PROBLEM DESCRIPTION.
Number of lines below with "page": work it out and reply with that number only.

DATASET EXTRACT.
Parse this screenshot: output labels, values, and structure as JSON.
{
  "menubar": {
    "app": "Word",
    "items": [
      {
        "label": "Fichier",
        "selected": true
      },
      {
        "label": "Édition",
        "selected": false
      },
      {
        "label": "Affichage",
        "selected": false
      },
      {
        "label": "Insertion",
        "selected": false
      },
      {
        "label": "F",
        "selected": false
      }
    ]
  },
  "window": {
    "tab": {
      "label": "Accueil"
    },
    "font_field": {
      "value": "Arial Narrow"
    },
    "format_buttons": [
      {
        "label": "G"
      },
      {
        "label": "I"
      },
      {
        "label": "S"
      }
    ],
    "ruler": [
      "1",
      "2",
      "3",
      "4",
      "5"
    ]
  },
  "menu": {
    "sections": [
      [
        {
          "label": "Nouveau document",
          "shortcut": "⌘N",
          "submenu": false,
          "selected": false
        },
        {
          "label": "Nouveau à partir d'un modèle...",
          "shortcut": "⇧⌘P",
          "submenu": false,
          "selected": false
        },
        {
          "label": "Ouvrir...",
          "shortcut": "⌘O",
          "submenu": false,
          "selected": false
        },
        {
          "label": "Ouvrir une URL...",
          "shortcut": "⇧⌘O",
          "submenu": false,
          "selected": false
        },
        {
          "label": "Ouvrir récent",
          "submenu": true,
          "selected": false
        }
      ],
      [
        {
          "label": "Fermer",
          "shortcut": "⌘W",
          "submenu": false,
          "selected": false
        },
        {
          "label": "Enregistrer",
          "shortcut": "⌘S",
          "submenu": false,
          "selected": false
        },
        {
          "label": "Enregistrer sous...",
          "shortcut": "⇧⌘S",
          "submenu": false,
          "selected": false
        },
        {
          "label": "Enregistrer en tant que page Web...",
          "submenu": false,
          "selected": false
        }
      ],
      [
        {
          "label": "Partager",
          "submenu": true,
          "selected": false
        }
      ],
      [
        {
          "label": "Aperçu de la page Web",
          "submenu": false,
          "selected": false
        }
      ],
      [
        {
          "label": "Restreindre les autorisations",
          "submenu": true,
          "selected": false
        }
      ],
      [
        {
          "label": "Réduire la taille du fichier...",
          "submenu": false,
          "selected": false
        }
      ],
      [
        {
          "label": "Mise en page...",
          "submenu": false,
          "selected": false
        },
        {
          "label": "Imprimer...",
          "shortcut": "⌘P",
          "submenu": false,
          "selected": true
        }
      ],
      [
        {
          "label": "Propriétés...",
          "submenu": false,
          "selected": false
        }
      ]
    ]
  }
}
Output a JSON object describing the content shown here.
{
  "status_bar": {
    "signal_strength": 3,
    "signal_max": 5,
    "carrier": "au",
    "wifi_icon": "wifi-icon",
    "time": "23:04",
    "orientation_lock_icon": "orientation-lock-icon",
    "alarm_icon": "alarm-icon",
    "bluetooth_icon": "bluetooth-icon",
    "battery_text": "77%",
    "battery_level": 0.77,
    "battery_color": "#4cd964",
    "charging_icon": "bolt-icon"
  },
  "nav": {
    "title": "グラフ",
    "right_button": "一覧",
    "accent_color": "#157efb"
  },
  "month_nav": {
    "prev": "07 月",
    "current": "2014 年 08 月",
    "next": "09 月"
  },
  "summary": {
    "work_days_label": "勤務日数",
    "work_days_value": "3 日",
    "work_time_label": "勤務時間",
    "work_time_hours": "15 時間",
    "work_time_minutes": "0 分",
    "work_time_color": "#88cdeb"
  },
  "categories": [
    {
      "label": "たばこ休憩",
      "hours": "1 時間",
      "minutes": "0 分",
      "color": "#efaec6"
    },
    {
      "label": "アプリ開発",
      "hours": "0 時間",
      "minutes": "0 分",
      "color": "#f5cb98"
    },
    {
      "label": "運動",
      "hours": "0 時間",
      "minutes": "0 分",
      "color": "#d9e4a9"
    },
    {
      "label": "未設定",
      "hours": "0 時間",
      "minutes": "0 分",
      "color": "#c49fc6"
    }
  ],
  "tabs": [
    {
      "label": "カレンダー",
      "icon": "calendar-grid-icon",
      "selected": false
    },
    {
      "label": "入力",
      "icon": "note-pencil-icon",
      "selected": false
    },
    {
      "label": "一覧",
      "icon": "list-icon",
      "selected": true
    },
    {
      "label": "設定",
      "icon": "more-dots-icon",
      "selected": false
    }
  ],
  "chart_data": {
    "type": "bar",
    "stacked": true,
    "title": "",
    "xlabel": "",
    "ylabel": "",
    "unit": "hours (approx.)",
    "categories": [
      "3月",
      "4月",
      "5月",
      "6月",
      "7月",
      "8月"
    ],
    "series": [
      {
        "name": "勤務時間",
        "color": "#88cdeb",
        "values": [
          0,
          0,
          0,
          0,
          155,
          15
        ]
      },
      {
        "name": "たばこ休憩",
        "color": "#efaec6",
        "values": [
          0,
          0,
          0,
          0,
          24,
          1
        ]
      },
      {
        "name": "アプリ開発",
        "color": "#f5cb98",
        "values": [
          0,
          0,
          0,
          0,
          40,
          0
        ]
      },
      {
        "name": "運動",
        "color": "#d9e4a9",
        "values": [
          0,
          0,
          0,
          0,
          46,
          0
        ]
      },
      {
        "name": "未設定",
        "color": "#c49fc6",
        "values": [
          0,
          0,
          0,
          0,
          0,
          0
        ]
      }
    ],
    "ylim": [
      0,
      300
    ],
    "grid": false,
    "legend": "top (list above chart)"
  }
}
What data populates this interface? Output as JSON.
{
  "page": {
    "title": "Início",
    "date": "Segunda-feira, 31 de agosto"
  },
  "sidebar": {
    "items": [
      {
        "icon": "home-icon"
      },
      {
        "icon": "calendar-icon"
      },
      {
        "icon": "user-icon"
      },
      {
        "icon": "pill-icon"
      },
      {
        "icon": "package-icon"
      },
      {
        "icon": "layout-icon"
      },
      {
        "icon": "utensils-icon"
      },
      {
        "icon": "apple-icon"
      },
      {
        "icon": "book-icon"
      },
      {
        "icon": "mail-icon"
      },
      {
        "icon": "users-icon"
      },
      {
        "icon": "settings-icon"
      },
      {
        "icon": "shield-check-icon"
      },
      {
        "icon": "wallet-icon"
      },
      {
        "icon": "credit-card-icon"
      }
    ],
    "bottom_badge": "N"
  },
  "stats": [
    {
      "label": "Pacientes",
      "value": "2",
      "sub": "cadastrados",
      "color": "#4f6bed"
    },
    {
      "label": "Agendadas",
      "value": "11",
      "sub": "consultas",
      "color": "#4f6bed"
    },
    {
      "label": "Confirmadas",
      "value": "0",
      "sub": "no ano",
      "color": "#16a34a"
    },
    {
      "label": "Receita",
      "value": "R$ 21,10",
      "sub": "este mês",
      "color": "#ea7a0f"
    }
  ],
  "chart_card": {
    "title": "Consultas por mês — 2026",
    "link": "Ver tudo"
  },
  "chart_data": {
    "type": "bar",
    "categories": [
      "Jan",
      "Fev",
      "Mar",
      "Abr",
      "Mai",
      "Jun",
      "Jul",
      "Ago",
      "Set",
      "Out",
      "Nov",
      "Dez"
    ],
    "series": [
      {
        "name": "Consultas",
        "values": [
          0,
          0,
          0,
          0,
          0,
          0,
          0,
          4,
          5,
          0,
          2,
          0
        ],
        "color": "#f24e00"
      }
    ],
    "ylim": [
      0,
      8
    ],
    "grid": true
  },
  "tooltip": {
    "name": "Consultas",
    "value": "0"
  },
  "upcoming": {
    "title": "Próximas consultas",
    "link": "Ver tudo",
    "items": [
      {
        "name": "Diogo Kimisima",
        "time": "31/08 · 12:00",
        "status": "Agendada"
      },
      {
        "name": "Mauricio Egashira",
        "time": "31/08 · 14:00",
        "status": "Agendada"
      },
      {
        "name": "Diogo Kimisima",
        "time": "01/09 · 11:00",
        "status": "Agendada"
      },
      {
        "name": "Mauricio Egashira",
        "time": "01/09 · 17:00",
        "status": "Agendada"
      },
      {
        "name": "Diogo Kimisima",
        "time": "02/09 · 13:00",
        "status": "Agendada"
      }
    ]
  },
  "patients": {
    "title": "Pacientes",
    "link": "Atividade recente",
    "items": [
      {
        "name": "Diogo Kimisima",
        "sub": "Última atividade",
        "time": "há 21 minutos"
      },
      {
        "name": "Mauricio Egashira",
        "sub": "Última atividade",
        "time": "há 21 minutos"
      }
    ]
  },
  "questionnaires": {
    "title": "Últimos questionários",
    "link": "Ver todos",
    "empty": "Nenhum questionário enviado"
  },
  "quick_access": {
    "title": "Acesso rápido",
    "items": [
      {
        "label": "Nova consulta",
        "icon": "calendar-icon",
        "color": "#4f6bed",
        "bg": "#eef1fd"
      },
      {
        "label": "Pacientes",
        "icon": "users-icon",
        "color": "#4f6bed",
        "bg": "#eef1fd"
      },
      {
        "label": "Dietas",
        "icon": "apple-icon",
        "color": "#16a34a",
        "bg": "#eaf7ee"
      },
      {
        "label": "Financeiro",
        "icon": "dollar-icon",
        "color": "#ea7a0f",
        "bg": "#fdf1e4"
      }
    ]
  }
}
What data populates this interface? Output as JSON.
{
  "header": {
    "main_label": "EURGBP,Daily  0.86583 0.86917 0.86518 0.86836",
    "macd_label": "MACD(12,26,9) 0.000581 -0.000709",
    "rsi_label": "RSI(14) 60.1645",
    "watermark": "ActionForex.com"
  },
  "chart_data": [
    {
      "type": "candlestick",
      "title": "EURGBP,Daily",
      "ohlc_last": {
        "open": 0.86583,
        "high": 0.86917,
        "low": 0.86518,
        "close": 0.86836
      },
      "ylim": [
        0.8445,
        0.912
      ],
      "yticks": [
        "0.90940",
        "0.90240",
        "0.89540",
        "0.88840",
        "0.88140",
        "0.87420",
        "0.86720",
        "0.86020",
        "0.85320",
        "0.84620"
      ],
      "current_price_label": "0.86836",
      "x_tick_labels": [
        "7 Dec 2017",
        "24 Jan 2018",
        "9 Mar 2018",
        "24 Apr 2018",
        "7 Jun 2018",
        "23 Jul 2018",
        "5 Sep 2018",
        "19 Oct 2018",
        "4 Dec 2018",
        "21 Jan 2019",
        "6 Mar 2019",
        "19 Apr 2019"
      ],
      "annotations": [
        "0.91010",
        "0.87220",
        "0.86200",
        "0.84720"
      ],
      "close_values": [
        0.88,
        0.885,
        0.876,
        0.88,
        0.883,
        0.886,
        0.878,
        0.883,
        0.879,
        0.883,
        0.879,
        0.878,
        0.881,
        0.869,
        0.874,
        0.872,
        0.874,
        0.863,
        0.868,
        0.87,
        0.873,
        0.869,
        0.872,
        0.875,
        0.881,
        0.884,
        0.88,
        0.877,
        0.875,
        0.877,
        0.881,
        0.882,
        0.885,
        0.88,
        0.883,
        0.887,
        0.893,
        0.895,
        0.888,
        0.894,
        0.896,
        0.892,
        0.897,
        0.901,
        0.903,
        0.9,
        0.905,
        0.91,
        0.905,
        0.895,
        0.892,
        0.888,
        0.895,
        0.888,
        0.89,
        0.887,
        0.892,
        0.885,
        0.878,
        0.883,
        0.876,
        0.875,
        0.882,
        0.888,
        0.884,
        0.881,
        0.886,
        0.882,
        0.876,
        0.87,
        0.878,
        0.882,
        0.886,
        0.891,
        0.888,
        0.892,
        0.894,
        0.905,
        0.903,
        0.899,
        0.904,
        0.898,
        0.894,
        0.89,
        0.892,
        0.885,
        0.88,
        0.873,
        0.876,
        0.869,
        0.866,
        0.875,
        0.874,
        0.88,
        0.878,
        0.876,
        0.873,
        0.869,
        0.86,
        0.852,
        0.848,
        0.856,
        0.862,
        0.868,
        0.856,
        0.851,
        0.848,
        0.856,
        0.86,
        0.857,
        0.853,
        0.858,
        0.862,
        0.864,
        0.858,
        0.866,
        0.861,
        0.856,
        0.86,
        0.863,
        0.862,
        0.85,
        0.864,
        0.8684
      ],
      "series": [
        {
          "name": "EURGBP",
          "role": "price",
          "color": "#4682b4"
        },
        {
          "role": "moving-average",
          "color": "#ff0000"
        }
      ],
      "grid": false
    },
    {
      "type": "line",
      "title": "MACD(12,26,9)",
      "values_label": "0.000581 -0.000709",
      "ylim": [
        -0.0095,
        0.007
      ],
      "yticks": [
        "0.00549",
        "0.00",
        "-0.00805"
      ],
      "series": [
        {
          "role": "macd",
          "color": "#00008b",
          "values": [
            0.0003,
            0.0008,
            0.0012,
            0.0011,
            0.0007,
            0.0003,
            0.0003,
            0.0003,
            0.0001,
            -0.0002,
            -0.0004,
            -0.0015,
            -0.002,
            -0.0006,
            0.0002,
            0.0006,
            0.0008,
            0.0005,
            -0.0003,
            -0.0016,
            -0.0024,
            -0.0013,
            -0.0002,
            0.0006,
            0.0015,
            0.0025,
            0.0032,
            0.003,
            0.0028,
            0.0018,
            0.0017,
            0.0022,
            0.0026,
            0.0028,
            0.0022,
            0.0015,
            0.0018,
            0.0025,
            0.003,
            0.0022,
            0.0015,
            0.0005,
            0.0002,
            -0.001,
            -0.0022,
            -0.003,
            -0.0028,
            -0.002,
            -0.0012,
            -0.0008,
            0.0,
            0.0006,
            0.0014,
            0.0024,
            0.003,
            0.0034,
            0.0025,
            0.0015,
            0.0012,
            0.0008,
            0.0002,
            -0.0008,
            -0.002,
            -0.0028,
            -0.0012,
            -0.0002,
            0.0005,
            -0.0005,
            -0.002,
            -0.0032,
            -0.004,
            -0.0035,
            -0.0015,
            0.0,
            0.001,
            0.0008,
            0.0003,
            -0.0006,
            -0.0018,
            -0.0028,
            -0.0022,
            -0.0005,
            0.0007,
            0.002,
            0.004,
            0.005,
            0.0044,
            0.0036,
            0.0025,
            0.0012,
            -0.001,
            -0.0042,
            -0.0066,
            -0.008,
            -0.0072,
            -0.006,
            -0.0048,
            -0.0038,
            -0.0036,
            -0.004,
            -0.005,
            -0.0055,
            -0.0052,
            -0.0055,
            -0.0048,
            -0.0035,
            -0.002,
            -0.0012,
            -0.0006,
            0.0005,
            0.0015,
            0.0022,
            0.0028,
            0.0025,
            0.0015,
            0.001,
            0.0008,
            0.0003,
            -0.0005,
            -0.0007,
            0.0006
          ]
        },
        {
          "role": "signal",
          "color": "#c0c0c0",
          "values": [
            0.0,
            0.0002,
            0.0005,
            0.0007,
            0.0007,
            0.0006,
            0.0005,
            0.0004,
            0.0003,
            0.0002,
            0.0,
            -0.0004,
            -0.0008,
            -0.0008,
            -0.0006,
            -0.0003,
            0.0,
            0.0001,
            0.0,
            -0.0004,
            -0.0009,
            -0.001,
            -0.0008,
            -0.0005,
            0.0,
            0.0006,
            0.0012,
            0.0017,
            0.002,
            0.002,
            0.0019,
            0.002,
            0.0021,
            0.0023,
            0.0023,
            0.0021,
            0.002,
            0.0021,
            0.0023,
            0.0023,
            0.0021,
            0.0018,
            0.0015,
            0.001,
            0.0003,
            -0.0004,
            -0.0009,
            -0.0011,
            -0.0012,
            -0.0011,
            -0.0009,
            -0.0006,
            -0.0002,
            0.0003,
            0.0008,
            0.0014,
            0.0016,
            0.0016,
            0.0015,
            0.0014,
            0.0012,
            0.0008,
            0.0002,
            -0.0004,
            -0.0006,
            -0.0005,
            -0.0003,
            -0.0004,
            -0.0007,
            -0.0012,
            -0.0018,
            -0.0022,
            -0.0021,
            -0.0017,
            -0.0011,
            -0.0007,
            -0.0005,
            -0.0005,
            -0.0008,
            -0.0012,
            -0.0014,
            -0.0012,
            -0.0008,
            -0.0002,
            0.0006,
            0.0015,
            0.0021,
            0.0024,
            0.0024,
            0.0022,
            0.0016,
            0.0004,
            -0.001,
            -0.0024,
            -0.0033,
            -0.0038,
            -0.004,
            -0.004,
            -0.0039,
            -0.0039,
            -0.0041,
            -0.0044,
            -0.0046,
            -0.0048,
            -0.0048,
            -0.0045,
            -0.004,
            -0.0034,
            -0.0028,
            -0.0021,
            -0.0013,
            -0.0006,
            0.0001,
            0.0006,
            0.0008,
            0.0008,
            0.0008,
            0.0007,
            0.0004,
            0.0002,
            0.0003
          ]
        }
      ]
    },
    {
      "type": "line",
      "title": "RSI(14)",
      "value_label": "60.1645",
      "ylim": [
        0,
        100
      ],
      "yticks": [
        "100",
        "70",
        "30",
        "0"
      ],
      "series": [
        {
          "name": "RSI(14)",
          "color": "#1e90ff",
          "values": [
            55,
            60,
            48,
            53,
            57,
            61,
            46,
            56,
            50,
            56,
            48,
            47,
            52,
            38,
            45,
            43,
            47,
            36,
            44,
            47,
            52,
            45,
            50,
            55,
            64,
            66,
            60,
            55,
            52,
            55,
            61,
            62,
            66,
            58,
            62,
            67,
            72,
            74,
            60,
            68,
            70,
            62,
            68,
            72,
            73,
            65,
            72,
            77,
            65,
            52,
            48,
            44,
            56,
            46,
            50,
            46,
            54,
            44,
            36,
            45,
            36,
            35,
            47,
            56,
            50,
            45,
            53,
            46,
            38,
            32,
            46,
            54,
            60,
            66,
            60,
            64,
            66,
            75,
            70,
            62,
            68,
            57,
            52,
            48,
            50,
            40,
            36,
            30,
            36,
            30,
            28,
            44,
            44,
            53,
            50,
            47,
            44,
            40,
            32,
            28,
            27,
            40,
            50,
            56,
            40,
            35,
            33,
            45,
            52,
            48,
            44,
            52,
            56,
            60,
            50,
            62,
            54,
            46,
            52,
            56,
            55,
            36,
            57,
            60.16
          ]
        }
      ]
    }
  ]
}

ANSWER BOX.
4